Contact Information: Rich Haworth, EPA On-Scene Coordinator, 617-573-5756 Erin Heskett, EPA Community Involvement, 617-918-1054

BOSTON -- Within three months, the U.S. Environmental Protection Agency has overseen the removal of 1147 tons of PCB-contaminated soil and several thousand small capacitors from five properties on Hathaway Street in Fairhaven, Mass.

GZA GeoEnvironmental, Inc. performed the work for Cornell-Dubilier Electronics pursuant to a legally-enforceable consent order. The EPA closely monitored field work and soil sampling results to ensure that the cleanup was completed as planned. GZA shipped the contaminated soil from the site to a landfill in New York permitted to accept PCBs.

"Ordering a responsible party to remove PCB contaminated soils on Hathaway Street is a strong example of EPA New England's region-wide commitment to protect communities at risk" said EPA-New England Administrator John P. DeVillars. "Agency personnel monitored the cleanup routinely to make sure that federal cleanup standards were met with as little impact as possible to the Hathaway Street neighborhood."

To facilitate the excavation, GZA collected 20,000 gallons of groundwater and stored it in a large tank on site.
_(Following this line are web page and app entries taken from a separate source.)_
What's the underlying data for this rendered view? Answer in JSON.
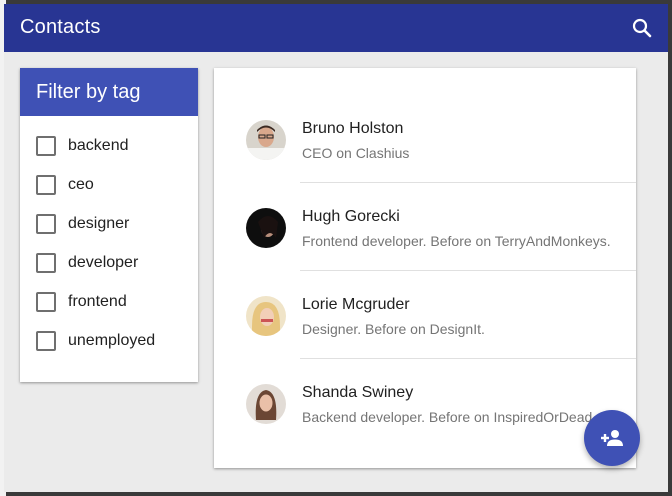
{
  "appbar": {
    "title": "Contacts",
    "search_icon": "search-icon",
    "background": "#283593"
  },
  "filter": {
    "title": "Filter by tag",
    "header_color": "#3f51b5",
    "tags": [
      {
        "label": "backend",
        "checked": false
      },
      {
        "label": "ceo",
        "checked": false
      },
      {
        "label": "designer",
        "checked": false
      },
      {
        "label": "developer",
        "checked": false
      },
      {
        "label": "frontend",
        "checked": false
      },
      {
        "label": "unemployed",
        "checked": false
      }
    ]
  },
  "contacts": [
    {
      "name": "Bruno Holston",
      "description": "CEO on Clashius",
      "avatar_color": "#e8e4dc"
    },
    {
      "name": "Hugh Gorecki",
      "description": "Frontend developer. Before on TerryAndMonkeys.",
      "avatar_color": "#111111"
    },
    {
      "name": "Lorie Mcgruder",
      "description": "Designer. Before on DesignIt.",
      "avatar_color": "#e8c98a"
    },
    {
      "name": "Shanda Swiney",
      "description": "Backend developer. Before on InspiredOrDead",
      "avatar_color": "#d9d2cc"
    }
  ],
  "fab": {
    "icon": "person-add-icon",
    "color": "#3f51b5"
  }
}
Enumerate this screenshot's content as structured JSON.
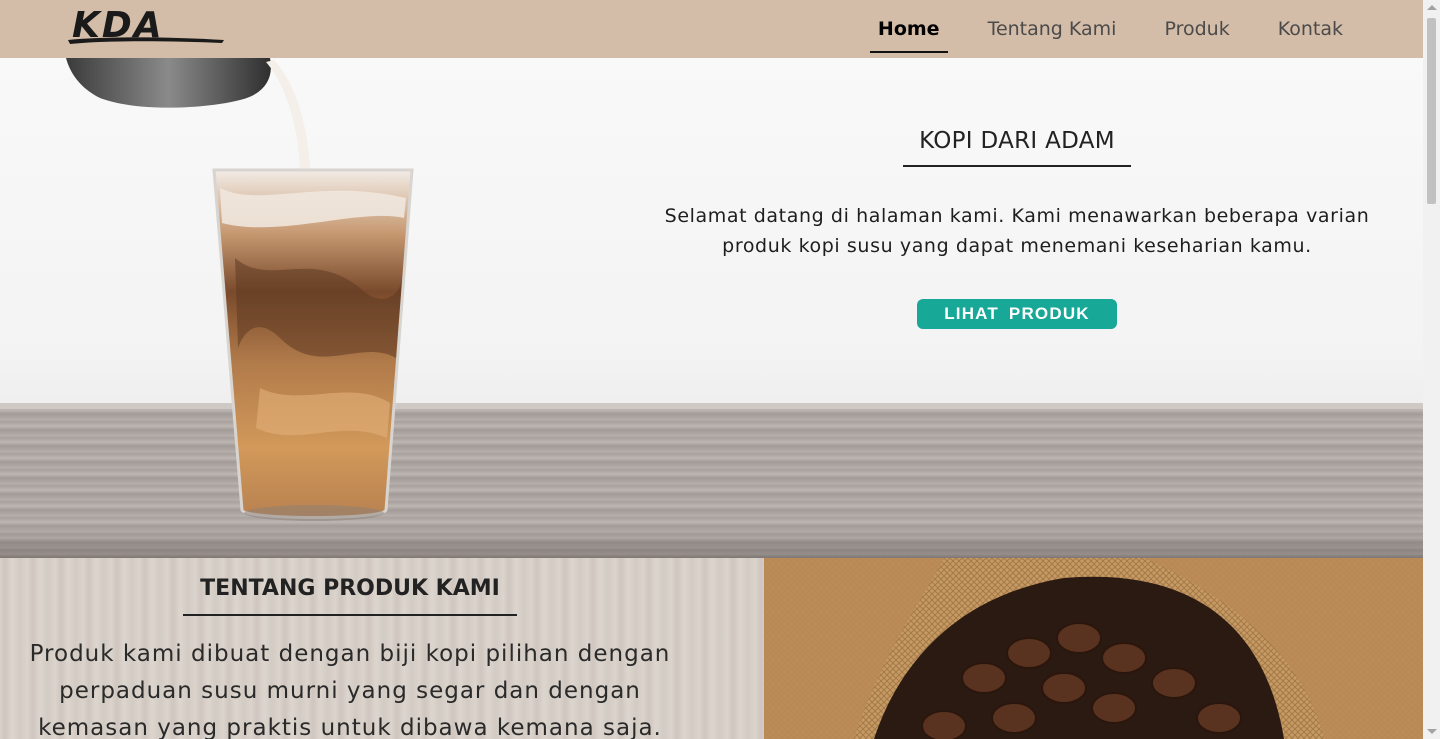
{
  "brand": {
    "logo_text": "KDA"
  },
  "nav": {
    "items": [
      {
        "label": "Home",
        "active": true
      },
      {
        "label": "Tentang Kami",
        "active": false
      },
      {
        "label": "Produk",
        "active": false
      },
      {
        "label": "Kontak",
        "active": false
      }
    ]
  },
  "hero": {
    "title": "KOPI DARI ADAM",
    "description_line1": "Selamat datang di halaman kami. Kami menawarkan beberapa varian",
    "description_line2": "produk kopi susu yang dapat menemani keseharian kamu.",
    "button_label": "LIHAT PRODUK",
    "image_icon": "iced-coffee-image"
  },
  "about": {
    "title": "TENTANG PRODUK KAMI",
    "text_line1": "Produk kami dibuat dengan biji kopi pilihan dengan",
    "text_line2": "perpaduan susu murni yang segar dan dengan",
    "text_line3": "kemasan yang praktis untuk dibawa kemana saja.",
    "image_icon": "coffee-beans-sack-image"
  },
  "colors": {
    "navbar": "#d4bda8",
    "accent_button": "#18a898",
    "text_dark": "#222222"
  }
}
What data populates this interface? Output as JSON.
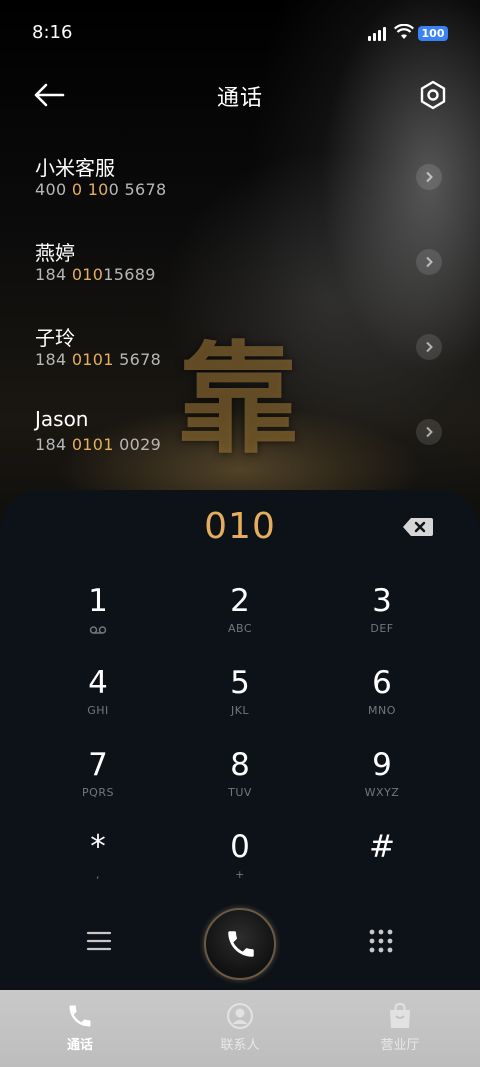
{
  "status_bar": {
    "time": "8:16",
    "battery": "100"
  },
  "header": {
    "title": "通话",
    "back_icon": "arrow-left-icon",
    "settings_icon": "gear-icon"
  },
  "background": {
    "glyph": "靠"
  },
  "contacts": [
    {
      "name": "小米客服",
      "num_pre": "400 ",
      "num_hl": "0 10",
      "num_post": "0 5678"
    },
    {
      "name": "燕婷",
      "num_pre": "184 ",
      "num_hl": "010",
      "num_post": "15689"
    },
    {
      "name": "子玲",
      "num_pre": "184 ",
      "num_hl": "0101",
      "num_post": " 5678"
    },
    {
      "name": "Jason",
      "num_pre": "184 ",
      "num_hl": "0101",
      "num_post": " 0029"
    }
  ],
  "dialpad": {
    "display": "010",
    "keys": [
      {
        "digit": "1",
        "letters": ""
      },
      {
        "digit": "2",
        "letters": "ABC"
      },
      {
        "digit": "3",
        "letters": "DEF"
      },
      {
        "digit": "4",
        "letters": "GHI"
      },
      {
        "digit": "5",
        "letters": "JKL"
      },
      {
        "digit": "6",
        "letters": "MNO"
      },
      {
        "digit": "7",
        "letters": "PQRS"
      },
      {
        "digit": "8",
        "letters": "TUV"
      },
      {
        "digit": "9",
        "letters": "WXYZ"
      },
      {
        "digit": "*",
        "letters": ","
      },
      {
        "digit": "0",
        "letters": "+"
      },
      {
        "digit": "#",
        "letters": ""
      }
    ]
  },
  "colors": {
    "accent": "#e4ae5c",
    "pad_bg": "#0d1218",
    "tabbar_bg": "#c4c4c4"
  },
  "tabs": [
    {
      "label": "通话",
      "icon": "phone-icon",
      "active": true
    },
    {
      "label": "联系人",
      "icon": "person-icon",
      "active": false
    },
    {
      "label": "营业厅",
      "icon": "shopping-bag-icon",
      "active": false
    }
  ]
}
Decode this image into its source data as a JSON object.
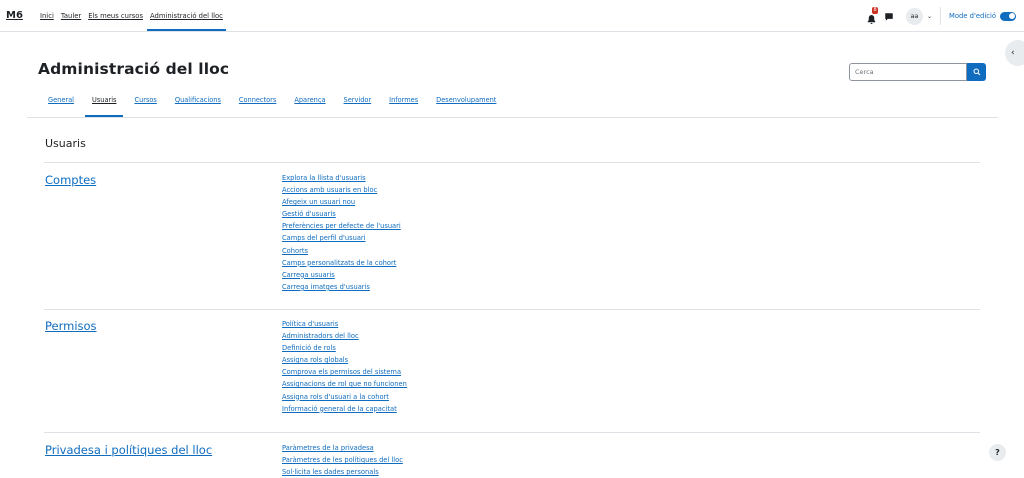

Testing of the groundwater showed that contaminants did not exceed state standards and it was discharged back into the excavation.

The EPA took soil samples in addition to those collected by GZA, which resulted in the reexcavation and off-site disposal of a portion of the soil used as backfill, and additional disposal of soil in an area where a stockpile of heavily contaminated soil had been stored.

Heavy equipment damaged septic systems on two of the properties during the excavation. GZA repaired both septic systems, including the installation of a new tank at one home.

Initial testing of the properties indicated the presence of high concentrations of PCB in surface soils. Long-term exposure to high concentrations of PCBs may cause skin irritations, such as acne and rashes, and has been shown to cause liver, stomach, and thyroid damage, and cancers in animals. Based on laboratory testing of animals exposed to high doses of PCBs, the EPA has determined that PCBs are probable human carcinogens.

During inspections of the properties between March and June 1996, field analyses indicated the presence of PCBs in surface soils at concentrations as high as 390 ppm. The highest concentration found below grade was 660 ppm, at a depth of two feet.

In September 1996, the EPA dug a test pit in the yard of 67 Hathaway Street and discovered electrical components containing PCBs. Soil adhering to the degraded components contained over 10,000 ppm PCBs. Because the name of Cornell Dubilier Electronics (CDE) was visible on these components, the EPA compelled CDE to clean up the properties.

GZA restored the properties to conditions similar to those that existed prior to the excavation, planting and watering grass, shrubs and trees and replacing a concrete walkway on one of the properties.